▶ [WHAT YOU ARE ASKED TO DO] Each entry here needs to be given again exactly.

....

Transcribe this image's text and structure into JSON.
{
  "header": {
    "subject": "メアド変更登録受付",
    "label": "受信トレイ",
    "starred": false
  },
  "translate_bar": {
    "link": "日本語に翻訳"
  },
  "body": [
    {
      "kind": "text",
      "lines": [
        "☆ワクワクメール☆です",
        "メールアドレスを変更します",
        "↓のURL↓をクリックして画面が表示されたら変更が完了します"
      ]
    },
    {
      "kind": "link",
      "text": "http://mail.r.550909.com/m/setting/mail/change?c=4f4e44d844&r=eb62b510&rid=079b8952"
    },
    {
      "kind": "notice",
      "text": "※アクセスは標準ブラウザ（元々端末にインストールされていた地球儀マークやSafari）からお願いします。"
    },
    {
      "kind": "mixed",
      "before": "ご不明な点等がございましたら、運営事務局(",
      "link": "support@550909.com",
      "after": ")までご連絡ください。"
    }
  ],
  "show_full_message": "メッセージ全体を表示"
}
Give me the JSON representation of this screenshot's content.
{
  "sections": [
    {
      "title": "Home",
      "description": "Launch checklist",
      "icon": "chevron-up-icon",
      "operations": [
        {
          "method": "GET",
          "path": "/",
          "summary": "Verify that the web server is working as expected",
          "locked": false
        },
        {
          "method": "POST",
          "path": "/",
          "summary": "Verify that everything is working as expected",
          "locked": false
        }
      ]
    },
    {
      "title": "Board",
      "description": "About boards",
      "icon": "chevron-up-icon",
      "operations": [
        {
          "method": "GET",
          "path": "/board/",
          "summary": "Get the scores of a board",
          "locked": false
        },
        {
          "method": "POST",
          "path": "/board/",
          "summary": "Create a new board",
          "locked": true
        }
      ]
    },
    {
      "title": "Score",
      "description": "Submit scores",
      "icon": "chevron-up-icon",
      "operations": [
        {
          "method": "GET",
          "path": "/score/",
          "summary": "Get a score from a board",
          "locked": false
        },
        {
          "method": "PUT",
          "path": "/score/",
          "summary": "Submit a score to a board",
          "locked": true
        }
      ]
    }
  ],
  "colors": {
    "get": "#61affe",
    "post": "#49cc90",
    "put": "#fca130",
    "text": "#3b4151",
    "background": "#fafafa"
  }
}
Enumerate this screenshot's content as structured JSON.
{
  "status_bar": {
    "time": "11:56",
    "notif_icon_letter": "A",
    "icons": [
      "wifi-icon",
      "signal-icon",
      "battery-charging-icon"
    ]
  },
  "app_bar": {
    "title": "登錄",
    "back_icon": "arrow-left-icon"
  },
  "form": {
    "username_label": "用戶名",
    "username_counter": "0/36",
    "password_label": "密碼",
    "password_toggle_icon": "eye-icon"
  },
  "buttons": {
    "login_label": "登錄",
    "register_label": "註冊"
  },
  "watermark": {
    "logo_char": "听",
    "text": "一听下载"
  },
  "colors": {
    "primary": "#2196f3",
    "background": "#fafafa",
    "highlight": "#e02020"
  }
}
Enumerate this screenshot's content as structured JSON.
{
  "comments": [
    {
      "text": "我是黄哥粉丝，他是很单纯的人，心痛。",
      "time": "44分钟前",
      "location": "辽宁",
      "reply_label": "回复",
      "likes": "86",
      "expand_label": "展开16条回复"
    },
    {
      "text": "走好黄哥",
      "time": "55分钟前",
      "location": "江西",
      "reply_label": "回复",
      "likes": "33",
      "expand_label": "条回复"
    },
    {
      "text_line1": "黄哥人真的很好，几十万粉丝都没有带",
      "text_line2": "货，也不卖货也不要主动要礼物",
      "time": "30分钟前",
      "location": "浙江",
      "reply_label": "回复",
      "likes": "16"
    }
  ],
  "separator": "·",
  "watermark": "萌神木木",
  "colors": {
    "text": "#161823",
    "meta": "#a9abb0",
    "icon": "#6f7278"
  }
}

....

▶ [EXERCISE RESULT]
Transcribe this image's text and structure into JSON.
{
  "header": {
    "subject": "メアド変更登録受付",
    "label": "受信トレイ",
    "starred": false
  },
  "translate_bar": {
    "link": "日本語に翻訳"
  },
  "body": [
    {
      "kind": "text",
      "lines": [
        "☆ワクワクメール☆です",
        "メールアドレスを変更します",
        "↓のURL↓をクリックして画面が表示されたら変更が完了します"
      ]
    },
    {
      "kind": "link",
      "text": "http://mail.r.550909.com/m/setting/mail/change?c=4f4e44d844&r=eb62b510&rid=079b8952"
    },
    {
      "kind": "notice",
      "text": "※アクセスは標準ブラウザ（元々端末にインストールされていた地球儀マークやSafari）からお願いします。"
    },
    {
      "kind": "mixed",
      "before": "ご不明な点等がございましたら、運営事務局(",
      "link": "support@550909.com",
      "after": ")までご連絡ください。"
    }
  ],
  "show_full_message": "メッセージ全体を表示"
}
Give me the JSON representation of this screenshot's content.
{
  "sections": [
    {
      "title": "Home",
      "description": "Launch checklist",
      "icon": "chevron-up-icon",
      "operations": [
        {
          "method": "GET",
          "path": "/",
          "summary": "Verify that the web server is working as expected",
          "locked": false
        },
        {
          "method": "POST",
          "path": "/",
          "summary": "Verify that everything is working as expected",
          "locked": false
        }
      ]
    },
    {
      "title": "Board",
      "description": "About boards",
      "icon": "chevron-up-icon",
      "operations": [
        {
          "method": "GET",
          "path": "/board/",
          "summary": "Get the scores of a board",
          "locked": false
        },
        {
          "method": "POST",
          "path": "/board/",
          "summary": "Create a new board",
          "locked": true
        }
      ]
    },
    {
      "title": "Score",
      "description": "Submit scores",
      "icon": "chevron-up-icon",
      "operations": [
        {
          "method": "GET",
          "path": "/score/",
          "summary": "Get a score from a board",
          "locked": false
        },
        {
          "method": "PUT",
          "path": "/score/",
          "summary": "Submit a score to a board",
          "locked": true
        }
      ]
    }
  ],
  "colors": {
    "get": "#61affe",
    "post": "#49cc90",
    "put": "#fca130",
    "text": "#3b4151",
    "background": "#fafafa"
  }
}
Enumerate this screenshot's content as structured JSON.
{
  "status_bar": {
    "time": "11:56",
    "notif_icon_letter": "A",
    "icons": [
      "wifi-icon",
      "signal-icon",
      "battery-charging-icon"
    ]
  },
  "app_bar": {
    "title": "登錄",
    "back_icon": "arrow-left-icon"
  },
  "form": {
    "username_label": "用戶名",
    "username_counter": "0/36",
    "password_label": "密碼",
    "password_toggle_icon": "eye-icon"
  },
  "buttons": {
    "login_label": "登錄",
    "register_label": "註冊"
  },
  "watermark": {
    "logo_char": "听",
    "text": "一听下载"
  },
  "colors": {
    "primary": "#2196f3",
    "background": "#fafafa",
    "highlight": "#e02020"
  }
}
Enumerate this screenshot's content as structured JSON.
{
  "comments": [
    {
      "text": "我是黄哥粉丝，他是很单纯的人，心痛。",
      "time": "44分钟前",
      "location": "辽宁",
      "reply_label": "回复",
      "likes": "86",
      "expand_label": "展开16条回复"
    },
    {
      "text": "走好黄哥",
      "time": "55分钟前",
      "location": "江西",
      "reply_label": "回复",
      "likes": "33",
      "expand_label": "条回复"
    },
    {
      "text_line1": "黄哥人真的很好，几十万粉丝都没有带",
      "text_line2": "货，也不卖货也不要主动要礼物",
      "time": "30分钟前",
      "location": "浙江",
      "reply_label": "回复",
      "likes": "16"
    }
  ],
  "separator": "·",
  "watermark": "萌神木木",
  "colors": {
    "text": "#161823",
    "meta": "#a9abb0",
    "icon": "#6f7278"
  }
}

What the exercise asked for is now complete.